1857. They contain no further indication of the character of the College than is con- 
tained in the words " Working Men's College." 

The text of the Articles is as follows : — 

« AETICLES OF ASSOCIATION of the WOEKING MEN'S COLLEGE. 
" It is agreed as follows. 

" The regulations contained in the Table marked B in the Schedule to the Joint 
"Stock Companies Act 1856 shall be deemed to be the Eegulations of the Company, 
" except as hereinafter mentioned (that is to say) 

" The following Eegulations shall be read as if inserted immediately after the re- 
gulation numbered 14 in the said Table (that is to say) Provided always that no 
" person shall be entitled to be registered as a Shareholder without the previous ap- 
" proval of the Directors. Nevertheless when the Directors shall have disapproved of 
" three persons in succession who are proposed to be registered as shareholders in 
Cl respect of any particular shares, they shall be bound, if required by the party entitled 
11 to such shares, to purchase the same at the market value thereof. 

" The Eegulations numbered 44 and 45 in the said Table shall not apply to the 
" Company but in place thereof it is agreed as follows. 

" The Directors of the Company shall be the Principal and Council for the time 
"being of the Working Men's College. 

"The Eegulations numbered 47, 48, 49, 51, 52, 53, 54, and 62 in the said Table 
11 shall not apply to the Company. 

" The following Eegulation shall be read as if inserted immediately after the Eegu- 
" lation numbered 68 in the said Table (that is to say) 

" No dividend beyond the amount of five pounds per centum per annum on paid-up 
" capital shall ever be declared, but any surplus income shall be applied, aiter pay- 
"ment of such dividend in furtherance of the general objects of the Company. 

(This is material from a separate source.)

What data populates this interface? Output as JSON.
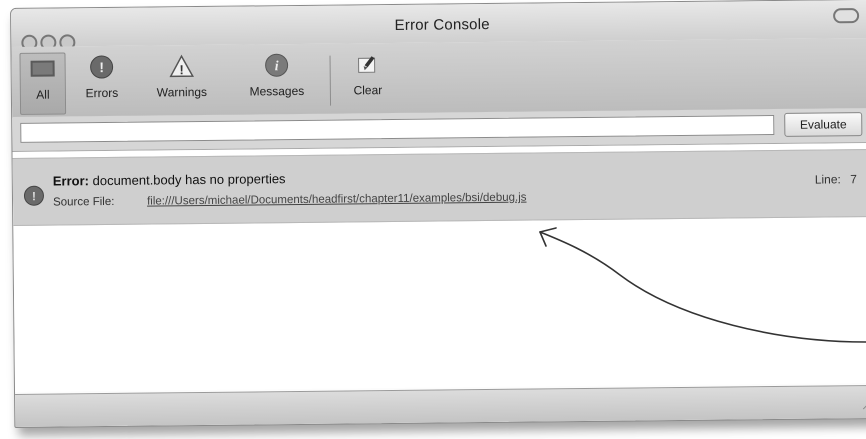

"The Eegulations numbered 77 and 78 and 79 in the said Table shall not apply 
" to the Company, but in place thereof, it is agreed as follows, Every Auditor shall 
" continue in office until his death, resignation or removal by a General Meeting. 

" Dated this sixteenth day of April, 1857. 
" 839 N.U. 9/2 • Eegistered 18th April, 1857. 3153." 

The Articles are signed by F. J. Furnivall, J. M. Ludlow, W. Pulley, 
T. E. Bennett, W. J. Brodribb, C. Kingsley. 

The present Shareholders in the Company appear to be 10 in number, viz. : — 
Mr. Kingsley, Mr. Furnivall, Mr. Ltjdlow, Mr. Westlake, Mr. Vernon Lushing- 
ton, Mr. Litchfield, Mr. Hughes, Mr. Eawlins, Mr. Brewer, Mr. Martineau. 

One share was held by the late Principal. 

The members of the Council of the College, who by the Articles are Directors 
of the Company, are about 60 in number. About half of these have entirely with- 
drawn from the College and have not attended meetings for some years, many having 
gone abroad or ceased to reside in or near London, and about 10 or 15 more very 
rarely attend meetings. The number of actual or recent teachers on the Council is 
about 10.